The cluster of five scenic inshore coral islands called Pulau
Gaya, Pulau Sapi, Pulau Manukan, Pulau Mamutik and Pulau Sulug, lying between 3 and
8km west of Sabah's capital, Kota Kinabalu, had by 1979 all been declared the 'Tunku
Abdul Rahman Marine Park' in honour of Malaysia's first Prime Minister.
The islands are covered with lowland forest and mangrove, which form a sanctuary
for a variety of birds, insects, reptiles and small mammals.
The waters are mainly colonised by hard corals with isolated patches of black and
colourful soft tree corals. Some areas have spectacular aggregations of lionfish
and stonefish. The reefs lie in shallow water with little current, ideal for training
A major surprise so close to a densely populated area is that during the cooler months
from November to February, a build up of plankton attracts krill, which in turn attracts
Whale Sharks, the world's largest fish. As many as five of these majestic animals

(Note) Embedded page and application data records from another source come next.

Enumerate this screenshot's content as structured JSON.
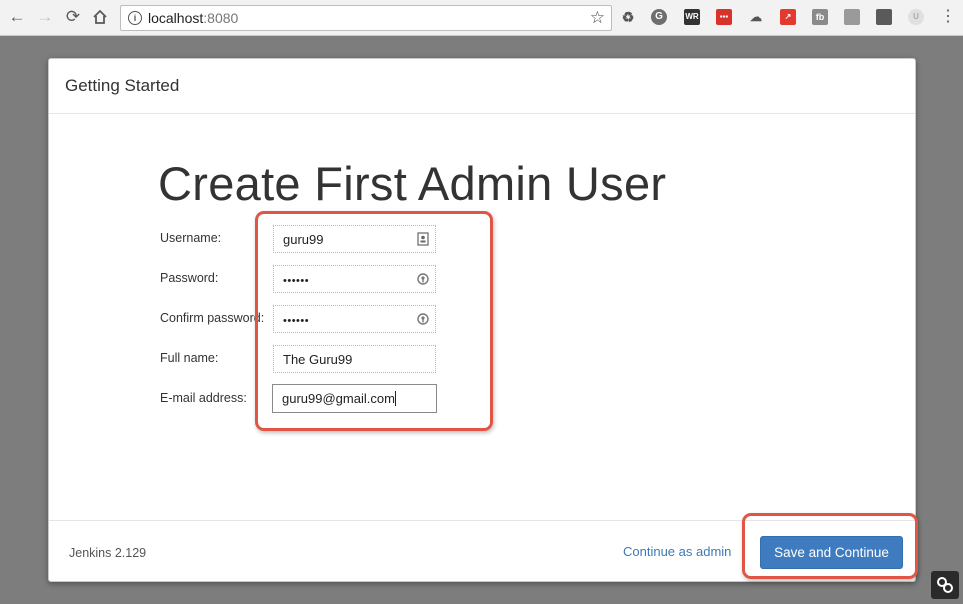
{
  "browser": {
    "url_host": "localhost",
    "url_port": ":8080"
  },
  "modal": {
    "title": "Getting Started",
    "heading": "Create First Admin User"
  },
  "form": {
    "fields": [
      {
        "label": "Username:",
        "value": "guru99",
        "type": "text"
      },
      {
        "label": "Password:",
        "value": "••••••",
        "type": "password"
      },
      {
        "label": "Confirm password:",
        "value": "••••••",
        "type": "password"
      },
      {
        "label": "Full name:",
        "value": "The Guru99",
        "type": "text"
      },
      {
        "label": "E-mail address:",
        "value": "guru99@gmail.com",
        "type": "text"
      }
    ]
  },
  "footer": {
    "version": "Jenkins 2.129",
    "continue_label": "Continue as admin",
    "save_label": "Save and Continue"
  },
  "extensions": {
    "wr_label": "WR",
    "fb_label": "fb"
  },
  "colors": {
    "accent": "#3e7cbf",
    "highlight": "#e05545"
  }
}
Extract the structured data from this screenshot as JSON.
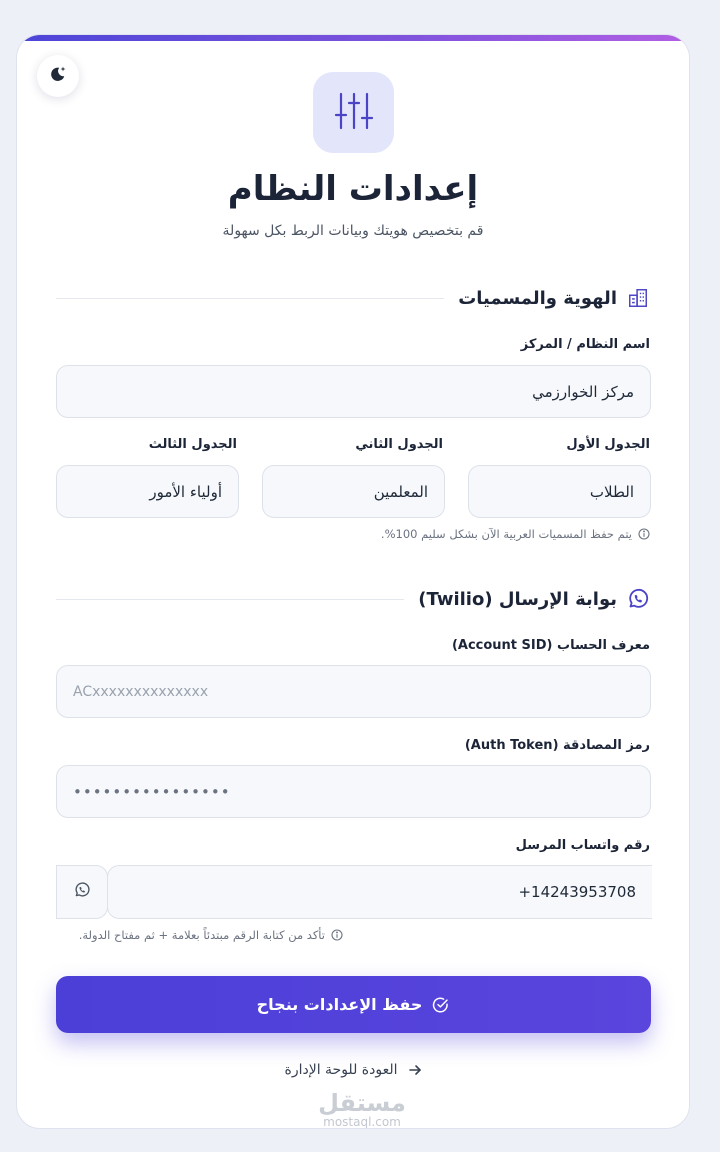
{
  "header": {
    "title": "إعدادات النظام",
    "subtitle": "قم بتخصيص هويتك وبيانات الربط بكل سهولة",
    "theme_toggle_icon": "moon-sparkle-icon",
    "hero_icon": "sliders-icon"
  },
  "identity_section": {
    "title": "الهوية والمسميات",
    "icon": "building-icon",
    "system_name": {
      "label": "اسم النظام / المركز",
      "value": "مركز الخوارزمي"
    },
    "table1": {
      "label": "الجدول الأول",
      "value": "الطلاب"
    },
    "table2": {
      "label": "الجدول الثاني",
      "value": "المعلمين"
    },
    "table3": {
      "label": "الجدول الثالث",
      "value": "أولياء الأمور"
    },
    "hint": "يتم حفظ المسميات العربية الآن بشكل سليم 100%."
  },
  "gateway_section": {
    "title": "بوابة الإرسال (Twilio)",
    "icon": "whatsapp-icon",
    "account_sid": {
      "label": "معرف الحساب (Account SID)",
      "placeholder": "ACxxxxxxxxxxxxxx"
    },
    "auth_token": {
      "label": "رمز المصادقة (Auth Token)",
      "value": "••••••••••••••••"
    },
    "sender_number": {
      "label": "رقم واتساب المرسل",
      "value": "+14243953708"
    },
    "hint": "تأكد من كتابة الرقم مبتدئاً بعلامة + ثم مفتاح الدولة."
  },
  "actions": {
    "save_label": "حفظ الإعدادات بنجاح",
    "back_label": "العودة للوحة الإدارة"
  },
  "watermark": {
    "main": "مستقل",
    "sub": "mostaql.com"
  },
  "colors": {
    "accent": "#4b3fd8",
    "accent_soft": "#e3e5fb",
    "gradient_end": "#b15fe4",
    "background": "#eef0f8"
  }
}
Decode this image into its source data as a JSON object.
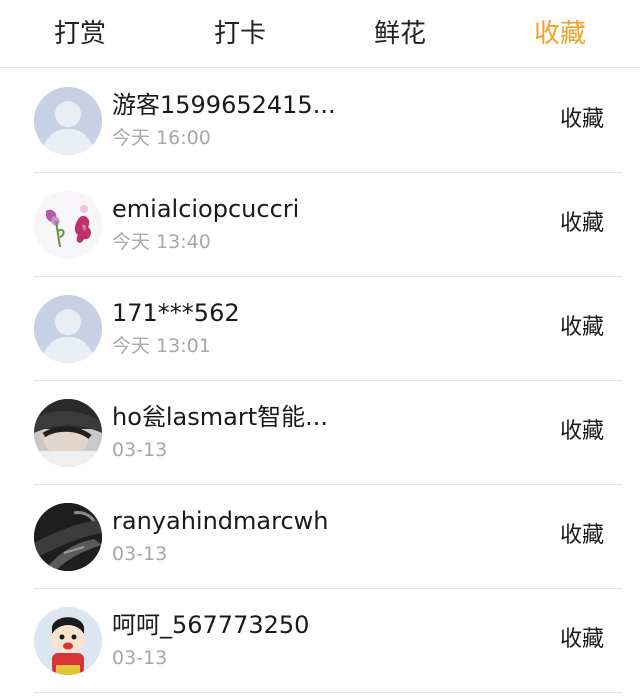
{
  "tabs": [
    {
      "label": "打赏",
      "active": false
    },
    {
      "label": "打卡",
      "active": false
    },
    {
      "label": "鲜花",
      "active": false
    },
    {
      "label": "收藏",
      "active": true
    }
  ],
  "accent_color": "#f0a223",
  "rows": [
    {
      "name": "游客1599652415...",
      "time": "今天 16:00",
      "action": "收藏",
      "avatar_icon": "default-user-icon"
    },
    {
      "name": "emialciopcuccri",
      "time": "今天 13:40",
      "action": "收藏",
      "avatar_icon": "flowers-photo"
    },
    {
      "name": "171***562",
      "time": "今天 13:01",
      "action": "收藏",
      "avatar_icon": "default-user-icon"
    },
    {
      "name": "ho瓮lasmart智能...",
      "time": "03-13",
      "action": "收藏",
      "avatar_icon": "sleeping-person-photo"
    },
    {
      "name": "ranyahindmarcwh",
      "time": "03-13",
      "action": "收藏",
      "avatar_icon": "dark-photo"
    },
    {
      "name": "呵呵_567773250",
      "time": "03-13",
      "action": "收藏",
      "avatar_icon": "cartoon-boy-photo"
    }
  ]
}
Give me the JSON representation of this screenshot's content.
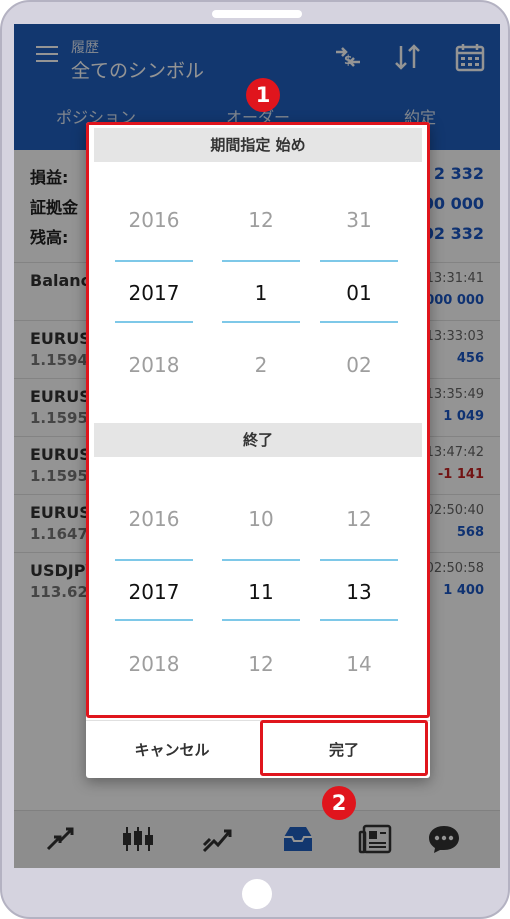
{
  "header": {
    "subtitle": "履歴",
    "title": "全てのシンボル",
    "icons": [
      "menu-icon",
      "symbol-swap-icon",
      "sort-icon",
      "calendar-icon"
    ]
  },
  "tabs": [
    {
      "label": "ポジション"
    },
    {
      "label": "オーダー"
    },
    {
      "label": "約定"
    }
  ],
  "summary": [
    {
      "label": "損益:",
      "value": "2 332"
    },
    {
      "label": "証拠金",
      "value": "00 000"
    },
    {
      "label": "残高:",
      "value": "02 332"
    }
  ],
  "deals": [
    {
      "symbol": "Balance",
      "price": "",
      "time": "13:31:41",
      "amount": "1 000 000"
    },
    {
      "symbol": "EURUSD",
      "price": "1.1594",
      "time": "13:33:03",
      "amount": "456"
    },
    {
      "symbol": "EURUSD",
      "price": "1.1595",
      "time": "13:35:49",
      "amount": "1 049"
    },
    {
      "symbol": "EURUSD",
      "price": "1.1595",
      "time": "13:47:42",
      "amount": "-1 141"
    },
    {
      "symbol": "EURUSD",
      "price": "1.1647",
      "time": "02:50:40",
      "amount": "568"
    },
    {
      "symbol": "USDJPY",
      "price": "113.62",
      "time": "02:50:58",
      "amount": "1 400"
    }
  ],
  "dialog": {
    "start_title": "期間指定 始め",
    "end_title": "終了",
    "start_picker": {
      "year": {
        "prev": "2016",
        "selected": "2017",
        "next": "2018"
      },
      "month": {
        "prev": "12",
        "selected": "1",
        "next": "2"
      },
      "day": {
        "prev": "31",
        "selected": "01",
        "next": "02"
      }
    },
    "end_picker": {
      "year": {
        "prev": "2016",
        "selected": "2017",
        "next": "2018"
      },
      "month": {
        "prev": "10",
        "selected": "11",
        "next": "12"
      },
      "day": {
        "prev": "12",
        "selected": "13",
        "next": "14"
      }
    },
    "cancel_label": "キャンセル",
    "done_label": "完了"
  },
  "callouts": {
    "first": "1",
    "second": "2"
  },
  "bottom_nav": [
    "quotes-icon",
    "chart-icon",
    "trade-icon",
    "history-icon",
    "news-icon",
    "chat-icon"
  ],
  "colors": {
    "accent": "#1f5fbf",
    "highlight": "#e0151d",
    "negative": "#c42424",
    "picker_line": "#7ec8e8"
  }
}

have been seen in a circular formation, feeding. The Krill are so thick that the
water is brown and the visibility terrible, in these conditions underwater encounters

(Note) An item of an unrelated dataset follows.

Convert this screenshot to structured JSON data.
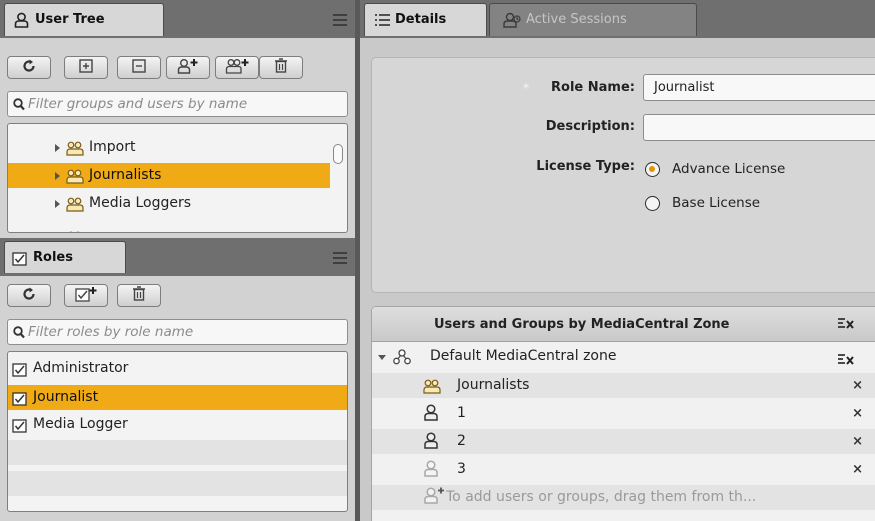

with these colossal animals can be frightening as they suddenly appear out of the
Among the islands of the Tunku Abdul Rahman Marine Park, Pulau Sapi is the favourite
for an easy day's diving. Though no deeper than 10m, the abundance of marine life

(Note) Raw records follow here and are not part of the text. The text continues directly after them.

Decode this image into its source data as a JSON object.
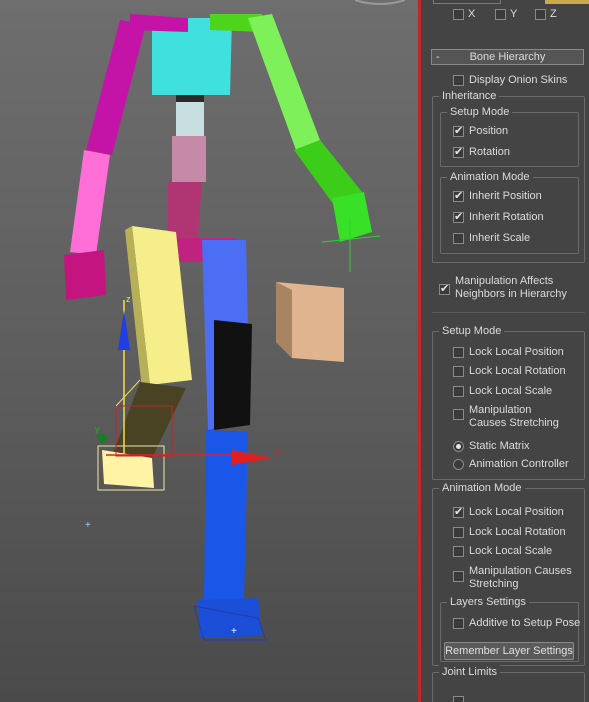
{
  "axes_row": {
    "x": "X",
    "y": "Y",
    "z": "Z"
  },
  "rollout": {
    "toggle": "-",
    "title": "Bone Hierarchy"
  },
  "display_onion_skins": {
    "label": "Display Onion Skins",
    "checked": false
  },
  "inheritance": {
    "title": "Inheritance",
    "setup_mode": {
      "title": "Setup Mode",
      "position": {
        "label": "Position",
        "checked": true
      },
      "rotation": {
        "label": "Rotation",
        "checked": true
      }
    },
    "animation_mode": {
      "title": "Animation Mode",
      "inherit_position": {
        "label": "Inherit Position",
        "checked": true
      },
      "inherit_rotation": {
        "label": "Inherit Rotation",
        "checked": true
      },
      "inherit_scale": {
        "label": "Inherit Scale",
        "checked": false
      }
    }
  },
  "manipulation_affects": {
    "line1": "Manipulation Affects",
    "line2": "Neighbors in Hierarchy",
    "checked": true
  },
  "setup_mode": {
    "title": "Setup Mode",
    "lock_local_position": {
      "label": "Lock Local Position",
      "checked": false
    },
    "lock_local_rotation": {
      "label": "Lock Local Rotation",
      "checked": false
    },
    "lock_local_scale": {
      "label": "Lock Local Scale",
      "checked": false
    },
    "manipulation_stretching": {
      "line1": "Manipulation",
      "line2": "Causes Stretching",
      "checked": false
    },
    "static_matrix": {
      "label": "Static Matrix",
      "selected": true
    },
    "animation_controller": {
      "label": "Animation Controller",
      "selected": false
    }
  },
  "animation_mode": {
    "title": "Animation Mode",
    "lock_local_position": {
      "label": "Lock Local Position",
      "checked": true
    },
    "lock_local_rotation": {
      "label": "Lock Local Rotation",
      "checked": false
    },
    "lock_local_scale": {
      "label": "Lock Local Scale",
      "checked": false
    },
    "manipulation_stretching": {
      "line1": "Manipulation Causes",
      "line2": "Stretching",
      "checked": false
    },
    "layers": {
      "title": "Layers Settings",
      "additive": {
        "label": "Additive to Setup Pose",
        "checked": false
      },
      "remember_button": "Remember Layer Settings"
    }
  },
  "joint_limits": {
    "title": "Joint Limits"
  },
  "gizmo": {
    "x_label": "x",
    "y_label": "y",
    "z_label": "z"
  },
  "colors": {
    "selection_red": "#c2262c",
    "panel_bg": "#444444"
  }
}
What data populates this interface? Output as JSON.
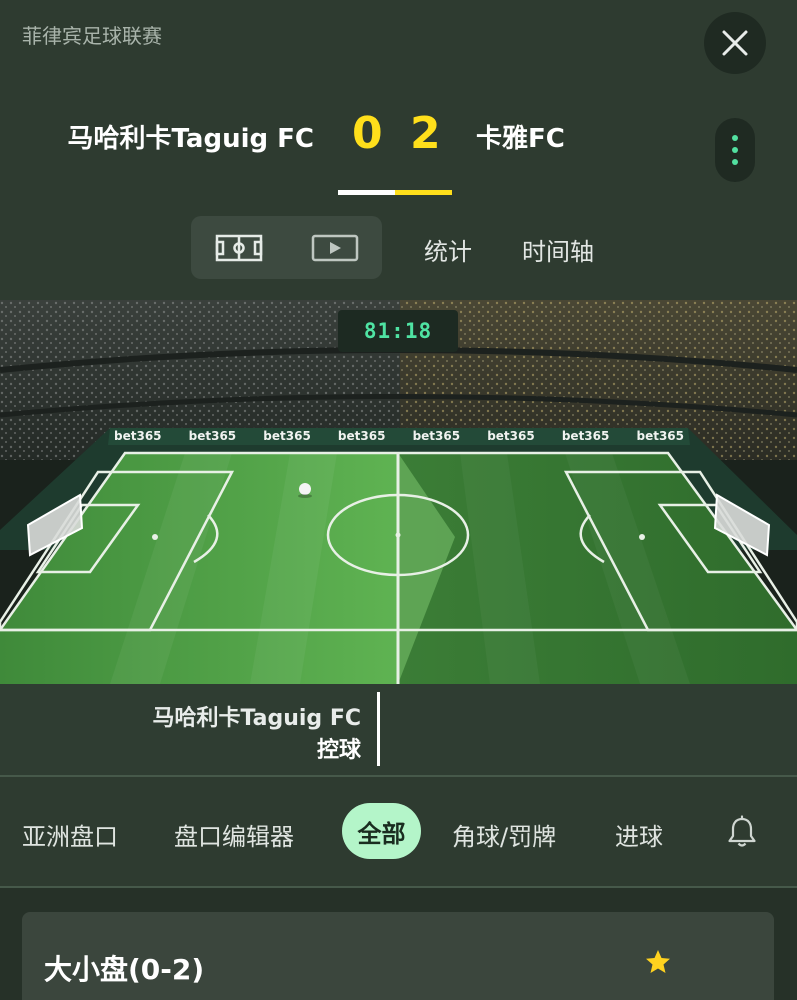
{
  "header": {
    "league": "菲律宾足球联赛",
    "home_team": "马哈利卡Taguig FC",
    "away_team": "卡雅FC",
    "home_score": "0",
    "away_score": "2",
    "tabs": [
      {
        "label": "统计"
      },
      {
        "label": "时间轴"
      }
    ]
  },
  "stadium": {
    "clock": "81:18",
    "board_text": "bet365"
  },
  "possession": {
    "team": "马哈利卡Taguig FC",
    "label": "控球"
  },
  "filters": {
    "items": [
      {
        "label": "亚洲盘口"
      },
      {
        "label": "盘口编辑器"
      },
      {
        "label": "全部"
      },
      {
        "label": "角球/罚牌"
      },
      {
        "label": "进球"
      }
    ],
    "selected": "全部"
  },
  "market": {
    "title": "大小盘(0-2)"
  },
  "colors": {
    "score": "#ffdf1b",
    "accent_green": "#4fe3a3",
    "selected_pill": "#b4f5c9",
    "star": "#ffd21f"
  },
  "icons": [
    "close-icon",
    "more-vertical-icon",
    "pitch-view-icon",
    "video-icon",
    "bell-icon",
    "star-icon"
  ]
}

along the 100m stretch of sandy bottom in front of the jetty has excited many marine
naturalists and yielded many rewarding close-up images for photographers.